Conventional wisdom suggested the demise of the Republican health care plan would trip up shares. So far, it hasn’t.
Conventional wisdom also suggests Republican gridlock and failure to enact business-friendly legislation will drive a stake through the heart of the Trump rally. While I can’t promise there won’t be some volatility, it’s a growing economy and rising profits that we are focused on.
Put another way, if it doesn’t materially impact the U.S. economy and the economic outlook, investors have historically turned their focus back to the fundamentals.
Currently, Thomson Reuters estimates that Q1 S&P 500 profits will rise a strong 10.2% (estimate as of March 31), the best year-over-year advance in over two years. And estimates for the remainder of the year are promising.
There will be winners and losers among the politicos on Capitol Hill. Some of you will join in those celebrations, while others will seek solace. Ultimately, investors who maintain a disciplined approach and avoid being whipsawed by shifting bullish/bearish sentiment stand the best chance of reaching their financial goals.
If there are any additional questions or concerns you may have, feel free to email or call me. That’s what I’m here for and I’d be happy to offer additional insights.
Table 1: Key Index Returns
Dow Jones Industrial Average
S&P 500 Index
Russell 2000 Index
MSCI World ex-USA**
MSCI Emerging Markets**
Bloomberg Barclays US Aggregate Bond TR
Source: Wall Street Journal, MSCI.com, CNBC, Morningstar
MTD returns: February 28, 2017—March 31, 2017
YTD returns: December 30, 2016—March 31, 2017
**in US dollars
For the long-term investor, it all revolves around economic activity and earnings growth. I recognize I’ve hammered this theme home before. And I suspect I’ll bring it up in future communiques, too.
But my sincere desire is to see you reach the goals we’ve talked about in our many conversations. Getting sidetracked by the story of the month will only serve to delay the achievement of these goals.
Once again, let me emphasize that it is my job to assist you!
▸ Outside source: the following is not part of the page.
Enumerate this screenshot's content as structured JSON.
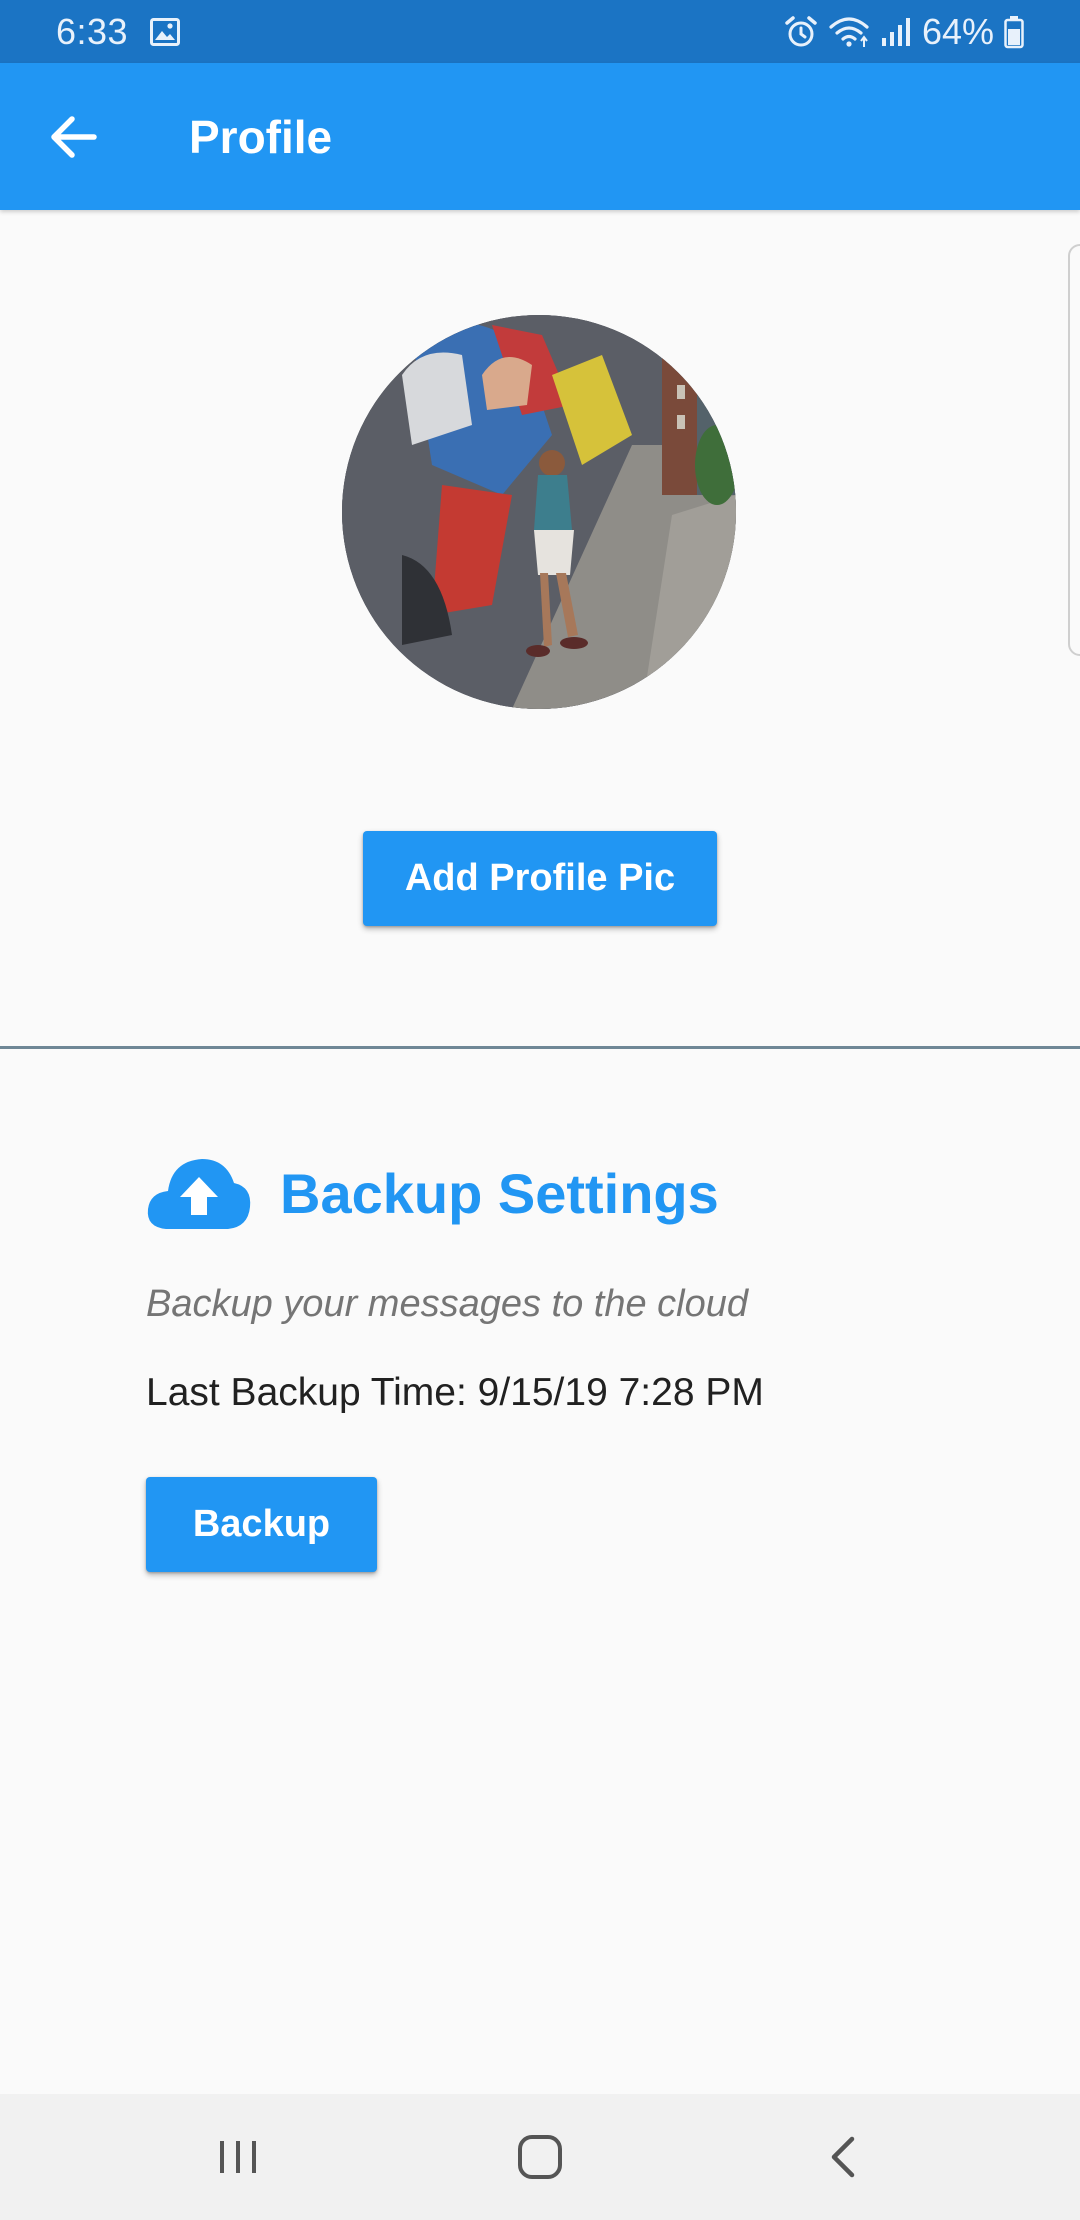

If you have any questions or would like to discuss any matters, please feel free to give me or any of my team members a call.
As always, I’m honored and humbled that you have given me the opportunity to serve as your financial advisor.
Phil E. Gose